Jack and Phyllis sold up in Chesterfield and moved to a bungalow in Humberston, a small village near Cleethorpes, Lincolnshire and a stones throw away from the wildfowling saltmarshes that Jack loved.
Jack could well do without the coal industry, however the coal industry stuggled without Jack. It wasn't long before the manufacturers that he had supported came knocking on his door for guidance.
The retirement that his health demanded wasn't forthcoming and no more than a few weeks from his retirement he was persuaded to take a consultant role with Mavor and Coulson and Austin Hoy. These two companies had been taken over by Anderson Strathclyde who also started to draw on Jack's many years experience in the industry.
This letter sent from Gebr Eickhoff in Germany shows the high esteem that Jack was held in by the industry manufacturers.
So hectic was this schedule that Jack and Phyllis decided to move back closer to where the action was and bought a house in Chesterfield in 1967, a house so big that it made sense for them to be joined in in it by their daughter, Jean and her husband, Flt Lt Roy Mather DFC AFC.
As mentioned before, Roy served his time as one of Jack's fitter welders at Hardwick's Homewood colliery. Roy had retired from the RAF and had decided to 'get his face mucky' again, joining Annesley colliery as a fitter welder again.
Powderham Lodge, the house in Chesterfield, situated on Hady Hill, became our ancestral home until 1997.
It was handily placed for Jack, being on the main road out to Bolsover, with the collieries of Arkwright, Ireland and Markham not too far from the beaten path.
Jack remained working in his consultancy road for a number of years from this base. Including supporting the use of his Hoy Mawco machine at a number of collieries in the area.
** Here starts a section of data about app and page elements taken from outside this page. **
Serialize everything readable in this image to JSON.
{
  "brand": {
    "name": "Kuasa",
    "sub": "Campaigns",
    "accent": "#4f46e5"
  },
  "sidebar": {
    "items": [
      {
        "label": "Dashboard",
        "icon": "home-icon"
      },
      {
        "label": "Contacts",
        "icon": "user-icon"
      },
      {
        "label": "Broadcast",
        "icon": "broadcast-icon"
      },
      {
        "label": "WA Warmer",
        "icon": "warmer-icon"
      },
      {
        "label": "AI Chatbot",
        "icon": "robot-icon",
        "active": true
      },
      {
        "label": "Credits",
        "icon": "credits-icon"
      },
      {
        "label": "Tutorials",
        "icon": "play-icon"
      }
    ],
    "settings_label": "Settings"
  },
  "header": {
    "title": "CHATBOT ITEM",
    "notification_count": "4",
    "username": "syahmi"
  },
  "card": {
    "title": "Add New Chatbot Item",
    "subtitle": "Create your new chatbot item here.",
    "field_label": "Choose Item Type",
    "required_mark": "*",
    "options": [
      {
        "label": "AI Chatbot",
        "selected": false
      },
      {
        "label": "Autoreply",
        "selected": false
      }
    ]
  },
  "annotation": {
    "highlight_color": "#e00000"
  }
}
Jack was back in the wooden pattern shop with this redesigned conical shearer head for Anderson Strathclyde.